Following on from the deserted village, there is another side to Ma Wan. As part of the urban development, a park was created on the island for the benefit of everyone along with a ‘tourist attraction’ (I use the term loosely) called Noah’s Ark.
I didn’t take any photos of the ark, but it really is a life sized replica of the fabled ark Noah built in the bible. The top floor is a hostel while the rest is part of an attraction dedicated to the story of Noah’s ark. We didn’t go into the ‘tourist attraction’ side of the ark; my kids might like people dressed as Disney characters but they really aren’t amused by fake animals standing dull and lifeless in front of a giant boat. Besides which, Ma Wan had so much more for them to see and do that we simply didn’t have time.
While on the topic of Noah’s Ark, we stayed at the hostel and I have to say I was very impressed. Rooms sleep up to 8 people in bunks with 2 bathrooms for each 8 bed room. It was comfy and functional and very reasonably priced. The breakfast wasn’t very flash, but given the tag ‘hostel’ the fact we got any breakfast at all was somewhat of a bargain. The room service for dinner was very impressive – I would rate it as good as a 3 star hotel. So if you are going to Ma Wan, consider staying overnight.
Check it out! How cool does that bridge look at night?
Unfortunately my proper camera ran out of battery and ditzy me didn’t pack the charger so I wasn’t able to do the view justice. This picture is taken with my iPhone, which sadly doesn’t do so well with night shots.
Ma Wan Park is directly opposite Noah’s Ark and free for the general public to explore most days.
We had joined a group from the kids school to take part in some organised activities within the park. This gave us exclusive access to an area called the Adventure Park. It was a large confidence course with various challenges for the children (and adults) to overcome. There was balance, endurance, strength, and height activities.
Mitchell’s initial apprehension quickly disappeared as he realised he could climb through netting like a monkey. His self-confidence was immediately boosted and we ended up having to drag him away from the net climbing components of the course when the day was done as he couldn’t get enough of going through it again and again teasing us from overhead with his laughter.
Unfortunately at the moment this area is only offered with Cantonese instruction – fine for us because when the kids didn’t understand the guide daddy was there to translate, but a shame not everyone can enjoy this area like we did.
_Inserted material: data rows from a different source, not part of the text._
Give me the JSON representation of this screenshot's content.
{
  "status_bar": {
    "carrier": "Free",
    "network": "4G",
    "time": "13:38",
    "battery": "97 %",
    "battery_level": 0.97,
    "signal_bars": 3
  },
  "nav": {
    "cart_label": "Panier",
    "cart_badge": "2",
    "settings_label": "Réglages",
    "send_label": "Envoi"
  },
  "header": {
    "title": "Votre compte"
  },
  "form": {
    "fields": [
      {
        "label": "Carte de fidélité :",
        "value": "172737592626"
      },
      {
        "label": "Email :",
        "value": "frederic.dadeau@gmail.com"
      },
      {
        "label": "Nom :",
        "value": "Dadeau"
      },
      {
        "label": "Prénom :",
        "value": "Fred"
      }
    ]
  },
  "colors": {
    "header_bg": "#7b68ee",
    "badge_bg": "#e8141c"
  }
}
The rest of the park is a mish-mash of more modern gardens designed to stimulate curiosity and conversation. There were areas perfect for that magical wedding, terraces full of stone garden creatures, interesting artwork combined within the gardens and a seemingly out of place Australian garden area complete with topiary kangaroos.
As odd as it sounds, the whole park was one of intrigue to explore and we enjoyed walking the trails discovering the oddities within the green foliage. The kids even got to see some of the wildlife in their wanders (like real live geckos) to add to the interest. I’m lucky my sprogs are so naturally curious that they love the chance to explore and inquire in locations like this so for us, parks are always a fun experience. One thing I should point out is that there aren’t any playgrounds in this park – it is gardens, and while there are elevated walkways through the park I wouldn’t take a stroller up the tracks.
The best spot in the park was at the summit of the hill in the middle of the gardens where a giant sculpture (it’s a bird, but you can only see that from the sky) fans out.
The view of Lantau is stunning. We were fortunate enough to be there at sunset to take full advantage of the beautiful view. If planes are leaving in the right direction you can even get a shot of them taking off above the sunset like I did (although once again this is only an iPhone photo).
Park Island (Ma Wan) is worth the ferry ride for a day of exploration. To get there catch the ferry from Central Pier #2 to Park Island. Ferries depart every 15 minutes to 1/2 hour depending on the time of day and the island is only 20 minutes away from Hong Kong Island.